Real Estate go further than ever down the rabbithole of previously unfashionable ’70s influences like jam bands, yacht rock, and soft rock, but still in that breezy Real Estate way and with plenty of irresistible melodies. Sylvan Esso’s Amelia Meath guests. Bill’s got a longer review in Bill’s Indie Basement.
Soccer Mommy – color theory
Speaking of unfashionable influences, Soccer Mommy follows her Fat Possum-released, undeniably great 2018 album Clean with her first album for bigger label Loma Vista, and this time she sounds less like ’90s indie rock and more like the early 2000s mainstream pop rock of “Soak Up the Sun” era Sheryl Crow and “All You Wanted” era Michelle Branch. Still, she keeps things a little more ethereal than that, and she continues to hone a sound that’s unmistakably her own.
Tombs – Monarchy of Shadows
Season of Mist
Tombs are calling their first new release in three years an “EP” but it’s 35 minutes long and covers more musical ground than some bands do in an entire career, and main member Mike Hill even calls it “the strongest record of the band’s history,” so don’t think Monarchy of Shadows is some stop-gap release or anything.

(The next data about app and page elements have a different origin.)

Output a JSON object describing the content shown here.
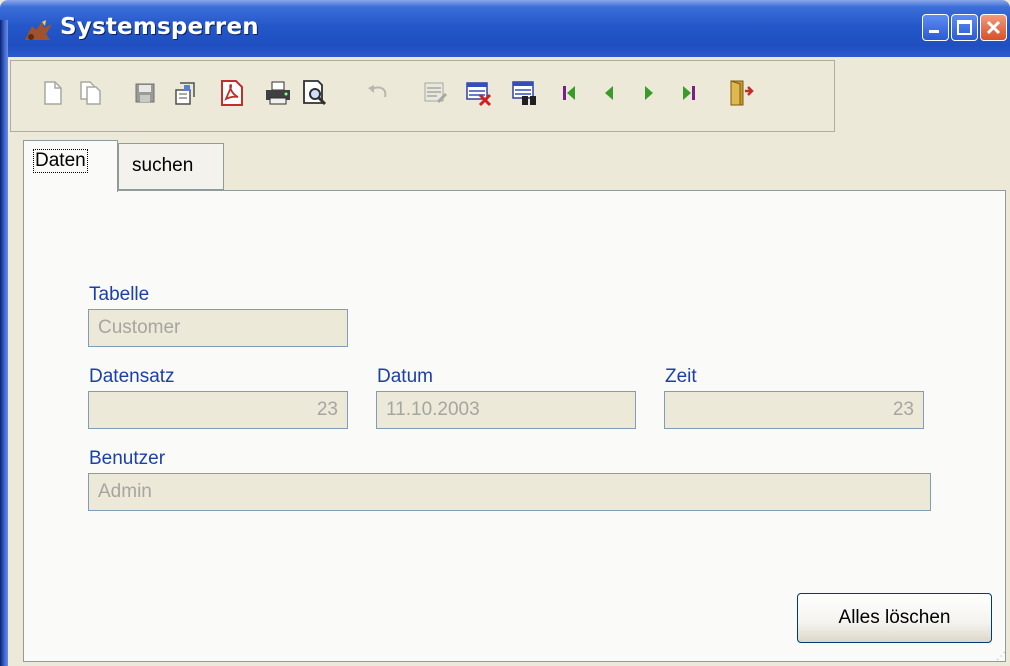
{
  "window": {
    "title": "Systemsperren",
    "title_icon": "app-icon",
    "controls": [
      "minimize-icon",
      "maximize-icon",
      "close-icon"
    ]
  },
  "toolbar": {
    "buttons": [
      "new-document-icon",
      "copy-document-icon",
      "save-icon",
      "properties-icon",
      "pdf-icon",
      "print-icon",
      "print-preview-icon",
      "undo-icon",
      "edit-record-icon",
      "delete-record-icon",
      "search-record-icon",
      "first-record-icon",
      "previous-record-icon",
      "next-record-icon",
      "last-record-icon",
      "exit-icon"
    ]
  },
  "tabs": [
    {
      "label": "Daten",
      "active": true
    },
    {
      "label": "suchen",
      "active": false
    }
  ],
  "form": {
    "tabelle": {
      "label": "Tabelle",
      "value": "Customer"
    },
    "datensatz": {
      "label": "Datensatz",
      "value": "23"
    },
    "datum": {
      "label": "Datum",
      "value": "11.10.2003"
    },
    "zeit": {
      "label": "Zeit",
      "value": "23"
    },
    "benutzer": {
      "label": "Benutzer",
      "value": "Admin"
    }
  },
  "actions": {
    "clear_all": "Alles löschen"
  },
  "colors": {
    "titlebar": "#2457c9",
    "label": "#1c3fa8",
    "field_bg": "#ECE9D8",
    "field_border": "#7F9DB9",
    "nav_green": "#3a9a2a",
    "nav_purple": "#7a1f8a"
  }
}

This is as much a real-deal Tombs release as any, and it rips. Mike Hill made this one with drummer Justin Spaeth, guitarist Matt Medeiros and bassist Drew Murphy, who all play in NJ death metal band Kalopsia, and he says it’s the first time in Tombs history that a Tombs record has been written as a collaboration between band members, and he calls it a “big difference” from the last Tombs album (2017’s The Grand Annihilation), which he says was “basically a solo record.” The new band is great, and working with them must have really invigorated Mike Hill, because Monarchy of Shadows is a louder, faster, tougher record than The Grand Annihilation. The black metal parts on this one are especially blackened and whiplash-inducing, but as is usually the case with Tombs, the album can’t be pinned down to just one sound. It also takes clear influence from goth and post-punk and Swans, and Tombs fuse those sounds with black metal pretty seamlessly. Some parts lean more in one direction than others, but most of the time, Monarchy of Shadows is everything all at once.
Machine Girl – U-Void Synthesizer
Machine Girl started as the project of NYC musician Matthew Stephenson, and then became a duo with live drummer Sean Kelly a few years back, and if you’re unfamiliar, I once described them as the middle ground between Godflesh, Squarepusher, and HEALTH which should give you a pretty good idea. They just followed 2018’s The Ugly Art (their first album with live drums) with the new album U-Void Synthesizer this week, and it’s got plenty more of the chaos and insanity that its predecessor had. Elements of industrial, noise, synthpunk, drum and bass, and more populate this album, and it never fits neatly into any of those categories. It moves at light speed, and if it ever does slow down, it’s only for a brief moment and it never does so at the cost of softening Machine Girl’s sound. It’s an abrasive, confrontational album that’s definitely not meant to be for everyone, but Matthew works in enough subtle hooks to make Machine Girl something your average Nine Inch Nails fan might like as much a noise fan. (They’re touring with Code Orange soon, which is a very well-matched pairing.) This is all to say that a lot of bands do crazy for crazy’s sake, but Machine Girl have the songs too.
Caribou – Suddenly
Dan Snaith remains a master of boundary-pushing, genre-crossing electronic pop, and Suddenly — his first Caribou record in six years — is no exception. Bill’s got a longer review of it in Bill’s Indie Basement.
Looking for more recent releases? Browse the Notable Releases archive.
For even more metal, browse the ‘Upcoming Releases’ each week on Invisible Oranges.